* **Exercise objective**
From the records, return each line that has the word "caption" in it.
** Input records follows **
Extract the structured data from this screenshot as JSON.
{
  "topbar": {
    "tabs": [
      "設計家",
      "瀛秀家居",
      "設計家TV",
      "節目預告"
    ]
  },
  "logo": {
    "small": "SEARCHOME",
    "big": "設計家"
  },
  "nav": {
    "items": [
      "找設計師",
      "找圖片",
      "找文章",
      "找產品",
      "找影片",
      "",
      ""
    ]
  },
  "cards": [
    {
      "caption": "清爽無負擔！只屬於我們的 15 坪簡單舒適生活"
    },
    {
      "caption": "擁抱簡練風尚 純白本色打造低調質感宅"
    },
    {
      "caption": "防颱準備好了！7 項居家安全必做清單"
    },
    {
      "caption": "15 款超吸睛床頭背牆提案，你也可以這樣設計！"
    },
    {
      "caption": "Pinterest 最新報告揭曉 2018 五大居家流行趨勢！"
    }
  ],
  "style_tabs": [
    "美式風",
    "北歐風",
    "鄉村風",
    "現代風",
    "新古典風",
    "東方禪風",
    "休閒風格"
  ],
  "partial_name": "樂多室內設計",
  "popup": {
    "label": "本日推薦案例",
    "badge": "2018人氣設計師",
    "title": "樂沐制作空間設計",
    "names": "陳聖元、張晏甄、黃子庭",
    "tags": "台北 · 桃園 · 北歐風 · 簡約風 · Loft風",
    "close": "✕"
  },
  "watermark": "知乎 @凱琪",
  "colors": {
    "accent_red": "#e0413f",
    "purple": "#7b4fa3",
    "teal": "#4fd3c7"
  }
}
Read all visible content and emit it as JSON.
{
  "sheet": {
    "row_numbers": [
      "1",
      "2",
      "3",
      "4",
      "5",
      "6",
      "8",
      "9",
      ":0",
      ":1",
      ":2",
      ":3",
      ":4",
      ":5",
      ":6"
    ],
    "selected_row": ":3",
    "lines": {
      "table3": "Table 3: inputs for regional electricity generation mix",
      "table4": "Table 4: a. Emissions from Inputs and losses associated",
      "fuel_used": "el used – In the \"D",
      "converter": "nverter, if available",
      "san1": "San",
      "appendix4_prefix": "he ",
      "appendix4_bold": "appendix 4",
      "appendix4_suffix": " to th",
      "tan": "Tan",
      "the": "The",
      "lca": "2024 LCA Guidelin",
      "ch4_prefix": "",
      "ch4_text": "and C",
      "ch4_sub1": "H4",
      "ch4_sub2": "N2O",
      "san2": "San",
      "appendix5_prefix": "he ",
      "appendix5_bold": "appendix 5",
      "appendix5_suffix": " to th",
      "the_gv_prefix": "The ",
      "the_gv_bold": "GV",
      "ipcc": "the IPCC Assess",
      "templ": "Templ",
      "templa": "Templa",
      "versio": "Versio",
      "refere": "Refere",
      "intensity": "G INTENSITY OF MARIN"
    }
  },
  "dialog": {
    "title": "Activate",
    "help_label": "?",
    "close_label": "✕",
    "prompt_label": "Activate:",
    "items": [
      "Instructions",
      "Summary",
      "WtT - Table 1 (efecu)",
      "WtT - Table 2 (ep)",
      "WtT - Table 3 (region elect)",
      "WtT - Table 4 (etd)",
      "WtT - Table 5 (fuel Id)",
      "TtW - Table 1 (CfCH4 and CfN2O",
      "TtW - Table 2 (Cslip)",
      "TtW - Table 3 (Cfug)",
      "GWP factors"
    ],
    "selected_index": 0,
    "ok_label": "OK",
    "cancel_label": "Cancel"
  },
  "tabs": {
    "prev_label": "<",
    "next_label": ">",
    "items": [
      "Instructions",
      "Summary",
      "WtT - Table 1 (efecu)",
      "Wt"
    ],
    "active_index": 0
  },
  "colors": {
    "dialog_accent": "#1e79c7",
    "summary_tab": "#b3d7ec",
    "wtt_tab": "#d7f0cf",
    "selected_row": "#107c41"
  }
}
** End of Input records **
* **Problem solution**
      "caption": "清爽無負擔！只屬於我們的 15 坪簡單舒適生活"
      "caption": "擁抱簡練風尚 純白本色打造低調質感宅"
      "caption": "防颱準備好了！7 項居家安全必做清單"
      "caption": "15 款超吸睛床頭背牆提案，你也可以這樣設計！"
      "caption": "Pinterest 最新報告揭曉 2018 五大居家流行趨勢！"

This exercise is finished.